The pianist was having fun with the prelude, riffing on hymns and choruses, keeping things lively. As we walked up to the church and again before the service began, we heard the bell in the church tower chime. It chimed again after the first songs; according to the bulletin, this was to let the community know that we were at worship.
The baptism was fun, of course, 'cause babies are cute. It was interesting that the congregation was asked to support the child and her family with a responsive reading using the Apostles' Creed.
The Scripture readings were fishy, in a good way, taken from Jonah 3 and Mark 1. Both were calls to God's people to proclaim his news: Jonah after being thrown up from the sea to the Ninevites and Jesus' call to His new disciples to be fishers of men. This was the topic for the children's sermon, and each child was given a stuffed animal (fish or whale) to remember the Scriptures. I can support this kind of bribery.
The sermon was based on those two texts, a call to evangelism. But the pastor seemed a bit overly concerned about people hating the very idea of evangelism, implying that if people knew the topic they would have skipped church. He assured the congregation that they weren't called to go door to door. He did encourage the congregation to consider two simple forms of outreach. He made available tins for people to fill with cookies to give neighbors. And he encouraged people to invite others to their monthly country/western service.
I appreciated the concrete suggestions, but I think he gave fear of evangelism a bit too much credence. Not everyone needs to be Billy Graham, but there are times all of us can share what God is doing in our lives with those. We can let people know we'll pray for them when they're in trouble. Jesus let His followers know they might face the cross; it's okay for us to let people know they might be called to share their faith. But again, his two suggestions weren't a bad start.
The service continued with communion and then, after the closing hymn, announcements. There were a number of activities offered - men's and women's Bible studies, Bingo, quilting and a Super Bowl party in the fellowship hall.
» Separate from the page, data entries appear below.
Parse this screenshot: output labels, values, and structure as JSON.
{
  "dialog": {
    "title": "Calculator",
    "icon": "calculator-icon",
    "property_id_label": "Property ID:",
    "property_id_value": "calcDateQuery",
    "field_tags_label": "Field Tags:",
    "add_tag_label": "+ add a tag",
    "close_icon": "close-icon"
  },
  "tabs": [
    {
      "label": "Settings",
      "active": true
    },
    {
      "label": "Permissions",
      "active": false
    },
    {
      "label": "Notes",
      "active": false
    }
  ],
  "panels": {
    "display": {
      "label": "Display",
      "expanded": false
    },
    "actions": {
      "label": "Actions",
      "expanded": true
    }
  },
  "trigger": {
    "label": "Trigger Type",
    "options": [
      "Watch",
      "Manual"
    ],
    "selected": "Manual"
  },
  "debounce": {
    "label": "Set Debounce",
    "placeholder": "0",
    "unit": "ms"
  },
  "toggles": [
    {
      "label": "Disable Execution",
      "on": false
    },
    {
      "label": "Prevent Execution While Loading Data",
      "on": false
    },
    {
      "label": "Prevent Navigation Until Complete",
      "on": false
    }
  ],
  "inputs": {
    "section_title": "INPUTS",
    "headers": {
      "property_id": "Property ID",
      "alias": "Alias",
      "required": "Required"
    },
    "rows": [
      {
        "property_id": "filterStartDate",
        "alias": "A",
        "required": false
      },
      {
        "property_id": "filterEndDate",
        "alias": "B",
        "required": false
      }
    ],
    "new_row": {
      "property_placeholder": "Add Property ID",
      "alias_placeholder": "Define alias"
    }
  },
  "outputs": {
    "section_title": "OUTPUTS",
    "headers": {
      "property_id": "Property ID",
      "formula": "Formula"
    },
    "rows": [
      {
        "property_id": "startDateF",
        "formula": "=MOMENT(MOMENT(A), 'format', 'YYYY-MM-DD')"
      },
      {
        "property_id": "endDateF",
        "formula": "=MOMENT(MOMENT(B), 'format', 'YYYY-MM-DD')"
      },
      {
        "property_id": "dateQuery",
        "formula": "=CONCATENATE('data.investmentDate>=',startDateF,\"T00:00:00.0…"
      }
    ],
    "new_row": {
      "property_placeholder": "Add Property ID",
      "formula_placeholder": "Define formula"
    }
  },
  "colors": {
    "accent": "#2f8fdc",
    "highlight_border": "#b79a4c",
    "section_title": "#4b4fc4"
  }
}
And the guy at the pie shop wasn't wrong about the lunch spread offered after church.
Inviting others to this church wouldn't be an embarrassing thing.
Sermon length: 18 minutes
Visitor treatment: The pastor greeted us before church, and a good many people asked us to the meal after church (at which people were quite friendly).
Our rough count: 71 people
Probable usher's count: 80 people
Snacks: The potluck brunch mentioned above included chicken, mac & cheese, franks and beans sausage and biscuits, sandwich makings, dessert and more (including coffee upon entering the room). Happy eating.
"You Have Come Down to the Lakeshore"
"Here in this Place"
"Children of the Heavenly Father"
"I Heard the Voice of Jesus Say"
"Softly and Tenderly"
"Onward Christian Soldiers"
Miles to church this week: 196
Total California miles so far: 3,531